And other games have been affected as well. I was so disheartened when I heard Hawken was going free-to-play. It basically ruled out the possibility of there being any single play campaign. I also feel the prices of things in these games is grossly inflated. I enjoyed Star Trek Online and Akaneiro for a while. But the prices in both games were totally outrageous. I would have spent a *lot* of money on STO if I felt I was getting a good deal. But $20 for a ship? $5 for a set of a few uniforms? Fuck that.

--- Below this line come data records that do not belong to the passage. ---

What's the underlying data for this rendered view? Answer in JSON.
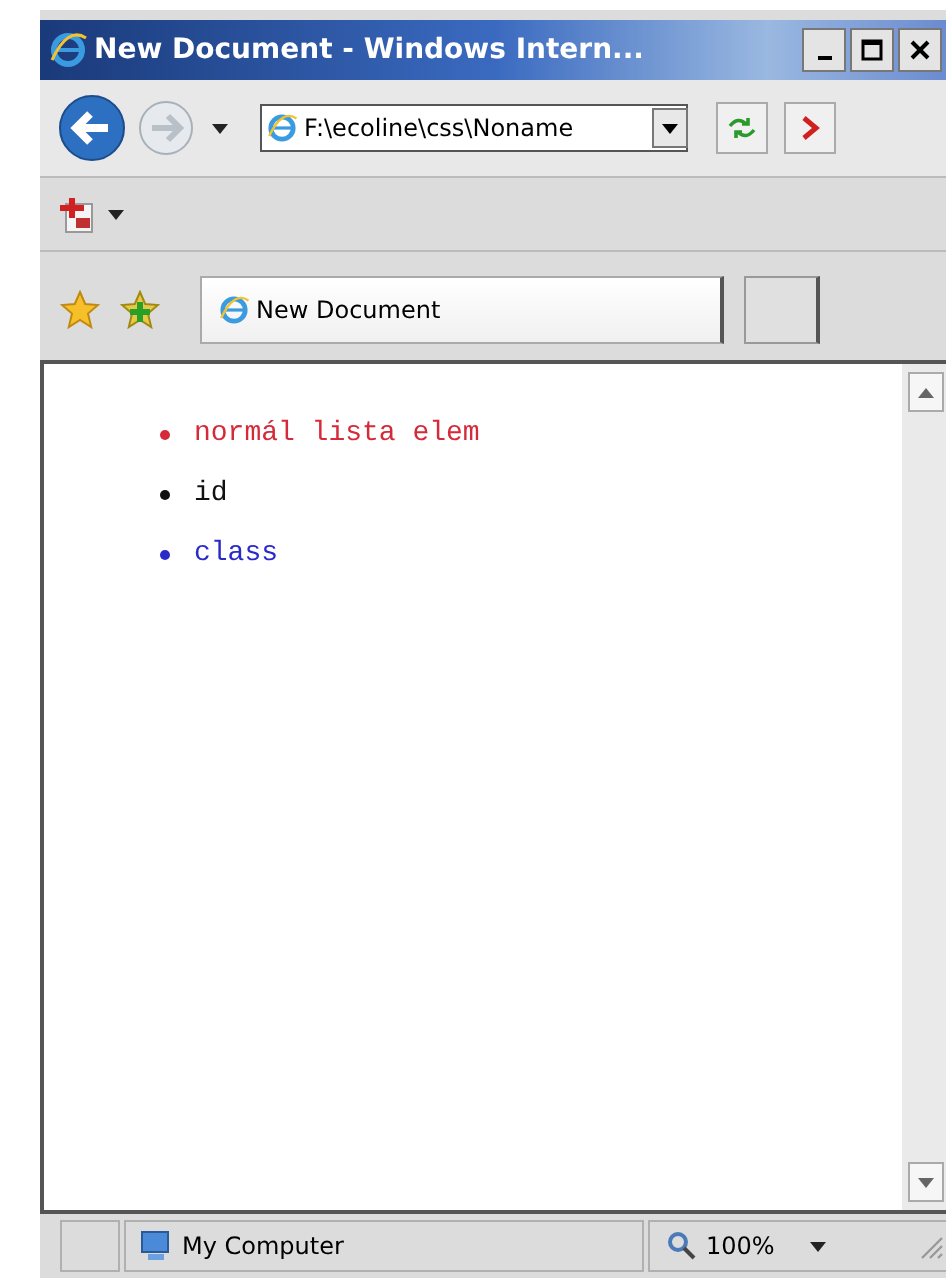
{
  "window": {
    "title": "New Document - Windows Intern..."
  },
  "address_bar": {
    "value": "F:\\ecoline\\css\\Noname"
  },
  "tab": {
    "label": "New Document",
    "selected": true
  },
  "list": [
    {
      "text": "normál lista elem",
      "color": "#d42a3a"
    },
    {
      "text": "id",
      "color": "#111111"
    },
    {
      "text": "class",
      "color": "#2a2ac8"
    }
  ],
  "status_bar": {
    "zone": "My Computer",
    "zoom": "100%"
  }
}
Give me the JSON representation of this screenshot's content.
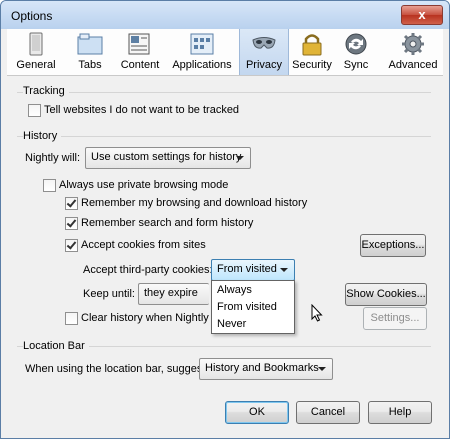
{
  "window": {
    "title": "Options",
    "close_label": "x"
  },
  "tabs": [
    {
      "label": "General",
      "icon": "general-icon"
    },
    {
      "label": "Tabs",
      "icon": "tabs-icon"
    },
    {
      "label": "Content",
      "icon": "content-icon"
    },
    {
      "label": "Applications",
      "icon": "applications-icon"
    },
    {
      "label": "Privacy",
      "icon": "privacy-mask-icon",
      "selected": true
    },
    {
      "label": "Security",
      "icon": "padlock-icon"
    },
    {
      "label": "Sync",
      "icon": "sync-icon"
    },
    {
      "label": "Advanced",
      "icon": "gear-icon"
    }
  ],
  "tracking": {
    "heading": "Tracking",
    "dnt_label": "Tell websites I do not want to be tracked",
    "dnt_checked": false
  },
  "history": {
    "heading": "History",
    "will_label": "Nightly will:",
    "will_value": "Use custom settings for history",
    "private_label": "Always use private browsing mode",
    "private_checked": false,
    "remember_browsing_label": "Remember my browsing and download history",
    "remember_browsing_checked": true,
    "remember_search_label": "Remember search and form history",
    "remember_search_checked": true,
    "accept_cookies_label": "Accept cookies from sites",
    "accept_cookies_checked": true,
    "exceptions_button": "Exceptions...",
    "third_party_label": "Accept third-party cookies:",
    "third_party_value": "From visited",
    "third_party_options": [
      "Always",
      "From visited",
      "Never"
    ],
    "keep_until_label": "Keep until:",
    "keep_until_value": "they expire",
    "show_cookies_button": "Show Cookies...",
    "clear_label": "Clear history when Nightly cl",
    "clear_checked": false,
    "settings_button": "Settings..."
  },
  "location_bar": {
    "heading": "Location Bar",
    "suggest_label": "When using the location bar, suggest:",
    "suggest_value": "History and Bookmarks"
  },
  "footer": {
    "ok_button": "OK",
    "cancel_button": "Cancel",
    "help_button": "Help"
  },
  "colors": {
    "title_bar": "#c3d9f2",
    "close_button": "#c7503e",
    "dialog_background": "#f0f0f0",
    "default_button_border": "#3c7fb1"
  }
}
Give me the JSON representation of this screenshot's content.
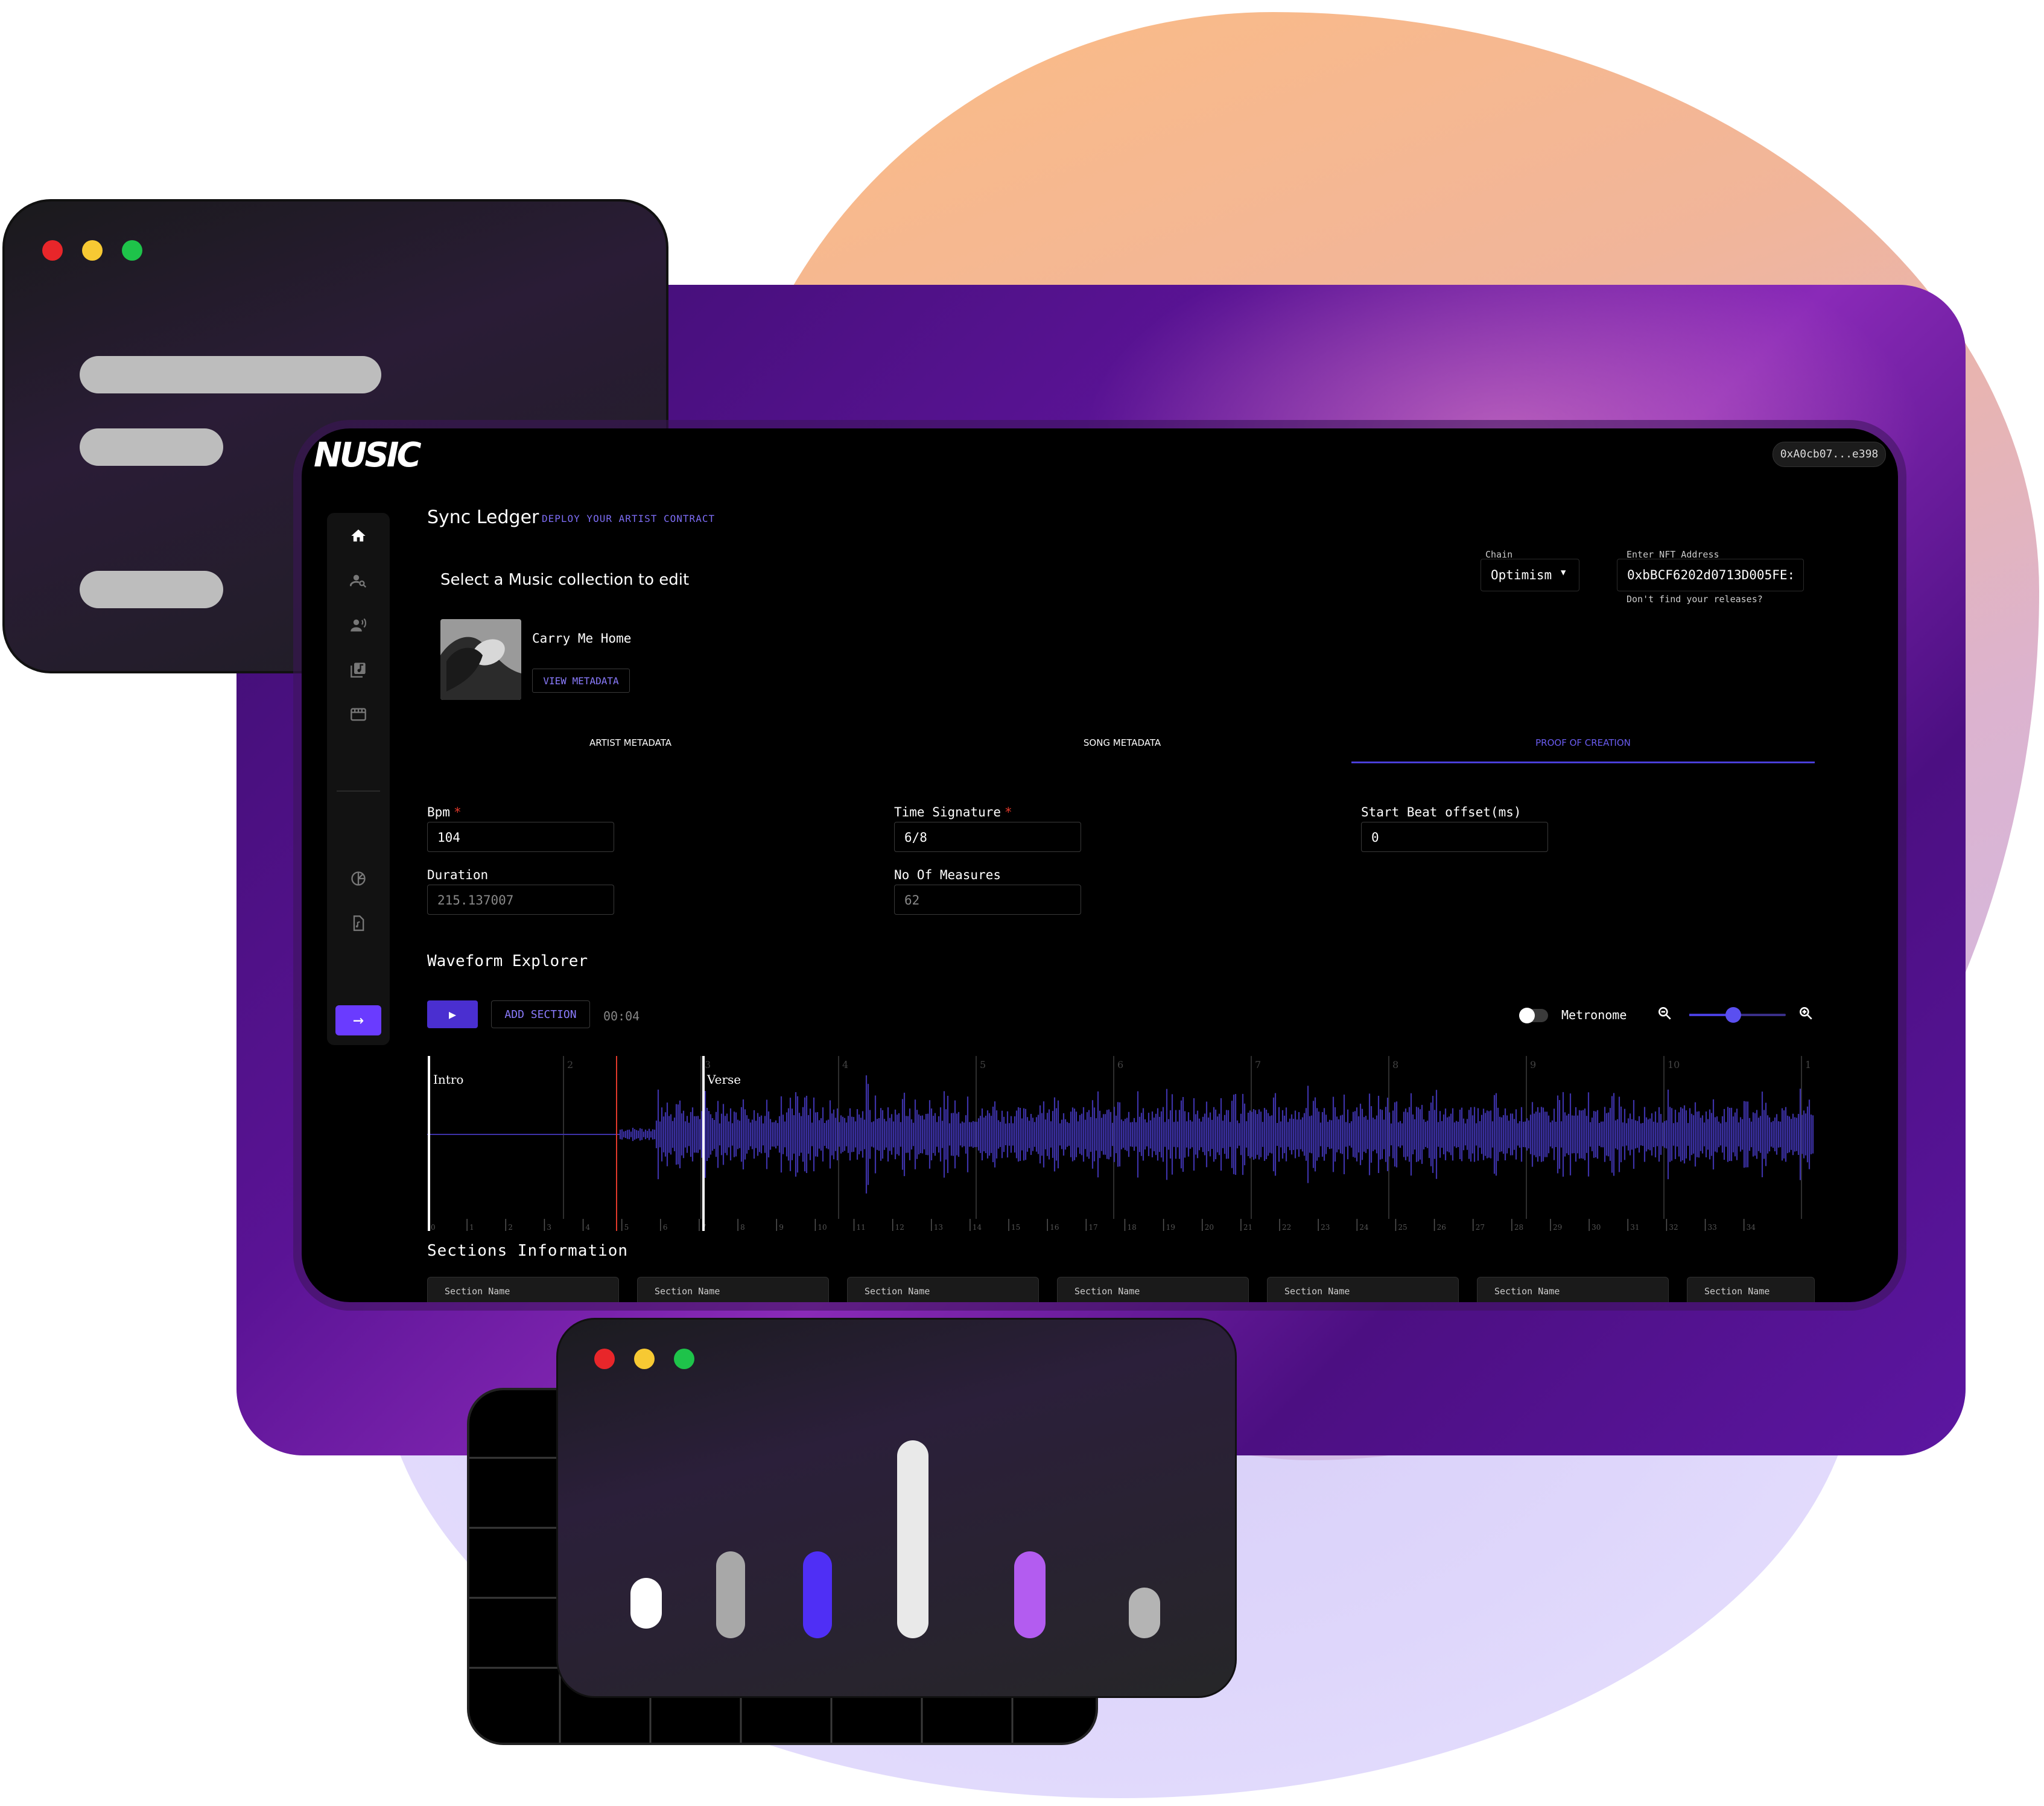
{
  "colors": {
    "accent": "#4a3fd9",
    "accent_light": "#8b7cff",
    "required": "#e2392b",
    "waveform": "#3d32a8",
    "background_app": "#000000"
  },
  "app": {
    "logo": "NUSIC",
    "wallet": "0xA0cb07...e398",
    "page_title": "Sync Ledger",
    "page_subtitle": "DEPLOY YOUR ARTIST CONTRACT",
    "select_title": "Select a Music collection to edit",
    "chain": {
      "label": "Chain",
      "value": "Optimism"
    },
    "nft_address": {
      "label": "Enter NFT Address",
      "value": "0xbBCF6202d0713D005FE:",
      "helper": "Don't find your releases?"
    },
    "track": {
      "name": "Carry Me Home",
      "button": "VIEW METADATA"
    },
    "sidebar_icons": [
      "home-icon",
      "artist-search-icon",
      "artist-voice-icon",
      "library-music-icon",
      "store-icon",
      "chart-icon",
      "document-icon",
      "arrow-right-icon"
    ],
    "tabs": [
      {
        "label": "ARTIST METADATA",
        "active": false
      },
      {
        "label": "SONG METADATA",
        "active": false
      },
      {
        "label": "PROOF OF CREATION",
        "active": true
      }
    ],
    "form": {
      "bpm": {
        "label": "Bpm",
        "value": "104",
        "required": true
      },
      "time_signature": {
        "label": "Time Signature",
        "value": "6/8",
        "required": true
      },
      "start_beat": {
        "label": "Start Beat offset(ms)",
        "value": "0"
      },
      "duration": {
        "label": "Duration",
        "value": "215.137007"
      },
      "measures": {
        "label": "No Of Measures",
        "value": "62"
      }
    },
    "waveform": {
      "title": "Waveform Explorer",
      "add_section": "ADD SECTION",
      "time": "00:04",
      "metronome": "Metronome",
      "zoom_level": 0.45,
      "markers": [
        "Intro",
        "Verse"
      ],
      "top_ticks": [
        "2",
        "3",
        "4",
        "5",
        "6",
        "7",
        "8",
        "9",
        "10",
        "1"
      ],
      "bottom_ticks": [
        "0",
        "1",
        "2",
        "3",
        "4",
        "5",
        "6",
        "7",
        "8",
        "9",
        "10",
        "11",
        "12",
        "13",
        "14",
        "15",
        "16",
        "17",
        "18",
        "19",
        "20",
        "21",
        "22",
        "23",
        "24",
        "25",
        "26",
        "27",
        "28",
        "29",
        "30",
        "31",
        "32",
        "33",
        "34"
      ]
    },
    "sections": {
      "title": "Sections Information",
      "cards": [
        "Section Name",
        "Section Name",
        "Section Name",
        "Section Name",
        "Section Name",
        "Section Name",
        "Section Name"
      ]
    }
  }
}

But still, it can work for certain games. But I feel having lower in-game prices, or simply selling the whole game cheaper, would be better in the long run. I am really looking forward to Survarium, and I'm hoping to hell that the F2P pay scheme doesn't ruin the game. I'd much rather pay $60 out of my pocket for the whole game. It looks like a marriage of Stalker and DayZ, who the hell wouldn't pay $60? (I'll tell you who: HITLER)
So you would rather be happy to see more experiments in gaming, even if those might be failures?
Yeah, though it's obviously a big risk when making a high budget game. We complain about AAA games playing it too safe, but on some level that's understandable.
Back when I was into modding in the old Half-Life 1 scene, mods were a big source of innovation. As one of the other mappers put it once, mods can take risks retail games can't.
And that has worked out in some cases... Natural Selection 1 was a Half-Life 1 mod! And Counter-Strike went from a mod to a retail game, as did Team Fortress.
I think, for better or for worse, a lot of the innovation is now being done on the indie front, though.
While the modding scene is doing mindblowing work - just look at the huge story expansion people have made for Bethesda titles - it doesn't seem to be doing as much risky, original work. Modders seem focused on expanding and enhancing current games they are fans of, rather than taking those as a base for an entirely new game.
I mean, I don't see total conversions that take one type of game and dramatically change it into something different. You saw that a lot more in the past I think. I modded for Action Half-Life, and the Action series is inspired by action movies. It played nothing like the original Half-Life, and it was a point of pride that we had all-new maps and models and content.
Now what you'd probably see are people revamping the graphics or tweaking the gameplay, but still sticking with the core gameplay of the base game. And that's great... but even the massive Stalker overhauls I see aren't "mods" in the old sense. They aren't taking the game engine and making an entirely new game out of it.
It might just be that with more SDKs openly available it makes more sense for those people to make stand-alone games. Why make a mod for Unreal Tournament 3 when you can just make a stand-alone game with the Unreal SDK and sell it? So maybe that's why there's been a shift.
n a way, though, I *don't* like that. The mod scene used to be about community, about making things together, about getting fan feedback, about *free shit*. There was always a sense of generosity there. But now it's all being monetized, even individual items can now be *sold* on Steam. Back in the day the idea of doing that would have felt wrong. We contributed our time for free and for fun, not for money.
Well, not all being monetized, but you can see a shift to this work being sold in more cases. That's one thing I really don't like about where Valve is taking Steam. Maybe people do deserve money for the work they do - and it's a LOT of work - but it doesn't feel right.
Sorry for these massive replies This whole thing is going to be way too long for most people to stick with if isn't cut down or split up or something. And I don't know if anyone care what the hell I think rofl.
Allright, first of all: thanks for the interview and your long answers. The last words are yours.
Well, at the end of the day, I think everyone in the community should remember that games are about fun. There are some serious issues to discuss, especially right now. But at the end of the day, after we've got the venting out of our system, we all love games. And it's a wonderful thing that it can bring so many different people together, even if they argue a lot sometimes